It is a two-year process to remove the amendment from the Virginia constitution, and it requires two separate General Assembly sessions to pass a bill repealing the amendment. Once both sessions pass the repeal, then it will go on the ballot to be voted on by the public.

The passage of Senate Joint Resolution 270, as well as House Joint Resolution 582  will put us one step further in the fight to protect marriage equality in Virginia. 

LGBTQ Panic Defense Ban

The LGBTQ “panic” defense is a legal strategy currently used in court rooms to attempt to explain and even excuse a defendant’s violent behavior as a valid reaction to their victim’s actual or perceived sexual orientation, gender identity, and/or gender expression. Due to anti-LGBTQ prejudice that stills exists within society, LGBTQ people are at an increased risk of experiencing violent threats, assault, and murder as compared to non-LGBTQ people. Black, Latinx, Indigenous people experience high rates of violence, and their attackers frequently receive lighter sentences or are absolved of responsibility for the harm they have caused. This is especially true for transgender women and trans-feminine people who are also people of color. House Bill 2132 would ban the use of the LGBTQ “panic” defense, and would further promote the value and worthiness of the lives and safety of all LGBTQ individuals under the law.

Conscience Clause Repeal

Every year, many LGBTQ individuals and couples in Virginia choose to become parents via foster care and/or adoption. However, some encounter obstacles during this process when child-placement agencies refuse to work with them due to their LGBTQ identity. The Code of Virginia currently contains a provision known as a “conscience clause,” which permits private child-placement agencies to refuse to place a child with a foster parent or parents if said placement violates their religious or moral beliefs or policies. This means that a child-placement agency can deny LGBTQ people from fostering or adopting children in their care without consequence, even if the agency is licensed by the state and receives public funding. Because of this clause, qualified LGBTQ parents are being turned away and state adoption rates have steadily decreased. House Bill 1932 would repeal the conscience clause and ensure that all qualified LGBTQ individuals and couples are able to become foster or adoptive parents to children in need of a safe, loving home.

Medicaid Budget Amendment

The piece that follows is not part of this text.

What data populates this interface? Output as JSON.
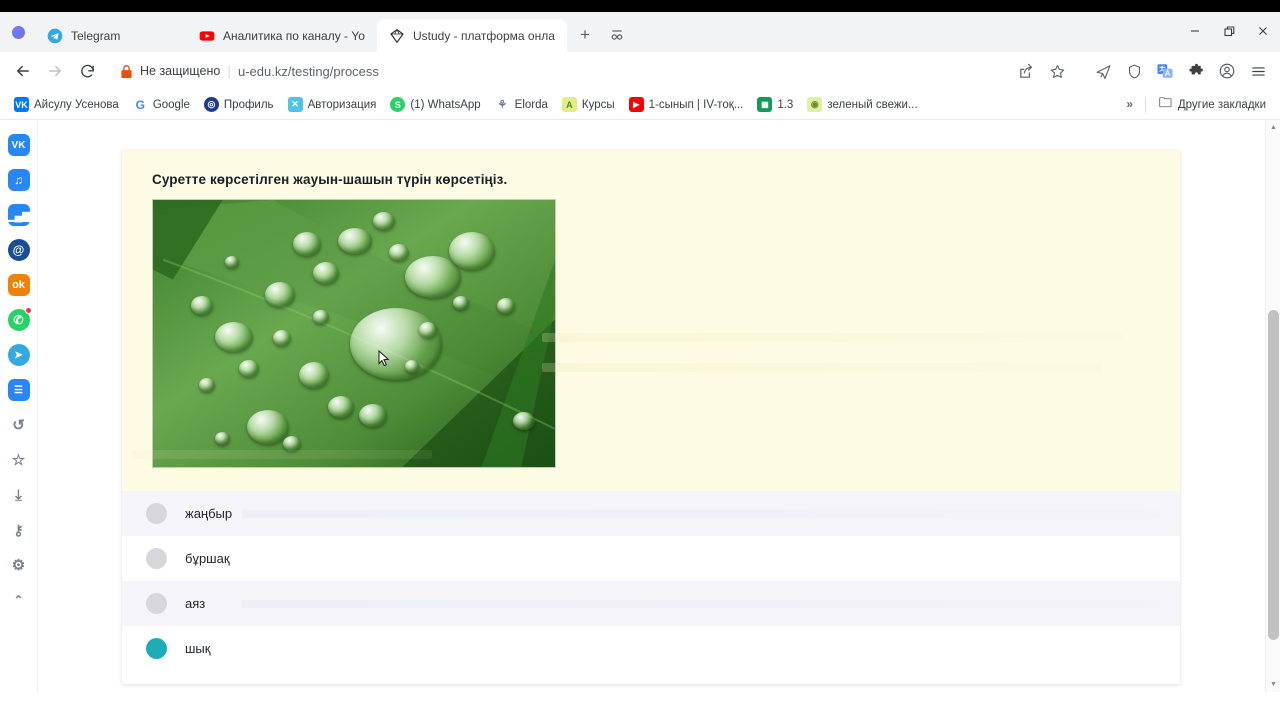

Virginia Medicaid currently does not have an explicit trans-affirming policy related to the coverage of medically necessary transition-related care, nor has it specifically designated funding to be used for covering such healthcare. As a result, transgender and non-binary people who use Medicaid often experience the denial of coverage for medically necessary procedures and medicines. Due to the fact that Black, Latinx, Indigenous people form the majority of Medicaid users in Virginia, this policy and funding discrepancy puts transgender and non-binary people of color at a higher risk of being unable to access the healthcare that they need and have a right to. 

The cost of Medicaid covering transition-related care will likely be lower than many other types of care, as the transgender and non-binary population in Virginia is relatively small and transition-related medicines and procedures are often not as cost-heavy to the provider. The Governor’s budget requests that Medicaid funding be set aside specifically for use in covering transition-related healthcare, so that transgender and non-binary Virginians are guaranteed to have access to medically-necessary care.